In that case, as long as the manufacturer has the original last (sometimes they will replace them with something similar but not exact...just because they wear out over time), your fit should be exactly the same as it was when you first bought/wore them. For goodyear welted shoes, I personally, think re-crafting is the only sure and reliable option. I hate to say that because there are a lot of good and skilled craftsmen out there that repair shoes and do their very best. They bring a lot to the game, not the least of which is local and personal service. But then, the shoe repair Trade began with, and is fundamentally based on, handwelted shoes and boots. No last is needed to retain the proper fit and feel if the repairman respects the original standards to which the shoe was made.
post #86 of 129
Quote:
Originally Posted by entrero View Post
How this thread turned into a snobfest is just fubar
No shit ace. It's like a bunch of threads on MC. If you happen to like non-iron shirts or black blazers or shoes from American makers, you get called out as a *small-timer* by opinionated peons who -- if you check their 40 or 50 previous posts -- haven't contributed a SINGLE thing to the forum and, on top of that, have only been dressing themselves for a year or two. You want to ambush them in their tiny little cubicles and slap them silly, dontcha?
post #87 of 129
Quote:
Originally Posted by Fred H. View Post
No shit ace. It's like a bunch of threads on MC. If you happen to like non-iron shirts or black blazers or shoes from American makers, you get called out as a *small-timer* by opinionated peons who -- if you check their 40 or 50 previous posts -- haven't contributed a SINGLE thing to the forum and, on top of that, have only been dressing themselves for a year or two.
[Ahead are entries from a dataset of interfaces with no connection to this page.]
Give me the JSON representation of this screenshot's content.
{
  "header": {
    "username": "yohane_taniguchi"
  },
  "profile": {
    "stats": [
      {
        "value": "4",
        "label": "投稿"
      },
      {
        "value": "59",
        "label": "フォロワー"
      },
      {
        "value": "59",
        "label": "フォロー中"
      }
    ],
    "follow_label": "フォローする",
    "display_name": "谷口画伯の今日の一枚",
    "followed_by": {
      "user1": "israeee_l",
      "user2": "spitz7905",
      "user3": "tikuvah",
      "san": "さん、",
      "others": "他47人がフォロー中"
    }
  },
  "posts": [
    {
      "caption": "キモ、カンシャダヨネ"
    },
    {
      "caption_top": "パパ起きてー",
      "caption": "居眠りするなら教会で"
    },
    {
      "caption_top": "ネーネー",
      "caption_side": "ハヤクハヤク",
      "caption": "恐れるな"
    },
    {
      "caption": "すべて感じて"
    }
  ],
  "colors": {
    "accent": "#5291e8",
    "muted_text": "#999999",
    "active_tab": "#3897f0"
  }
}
You want to ambush them in their tiny little cubicles and slap them silly, dontcha?

That's the problem with any internet forum.

Post an image wearing a suit, you'll get people who recently joined saying the shoulders are too wide as an unfortunate standard practice.
post #88 of 129
Quote:
Originally Posted by makewayhomer View Post
it also screams "I don't like cracking my head on ice"

This IS a significant issue for me here in the Boston area. It keeps me wearing my rubber-soled Ecco's, or nicer Dainite-soled shoes, in the winter. Leather soles seem really slippery on the ice we get here

That said, I've not been a fan of topy, etc.
post #89 of 129
So what was the conclusion reached here about adding good quality rubber topys to the leather soles on elite shoes? Did I make a mistake rubber-topying my Church's Pembreys? Incidentally, at a large cathedral-like atrium that is the entrance to a place I was at today, with polished marble floors....at around 11, past the morning rush....an older gentleman walked in, not leisuredly but not running, but clearly ready to get something very seriously done.....and the sound of his leather soles resounded in the entire atrium like whiplashes to herald his arrival.... It sure as hell sounded cool...and struck awe and admiration into rubber-soled me....
post #90 of 129
Quote:
Originally Posted by makewayhomer View Post
well, I think that Alden/AE/C&J et al say that their shoes will only take a full resole 4 or 5 times. and they probably need it every 2-3 years (?) if they are in normal rotation. so I think that's how you get to math of 10-15 years of usable lifetime

alright, that's a shame.
New Posts  All Forums:Forum Nav:
  Return Home
  Back to Forum: Classic Menswear
Styleforum › Forums › Men's Style › Classic Menswear › To sole gaurd or not ?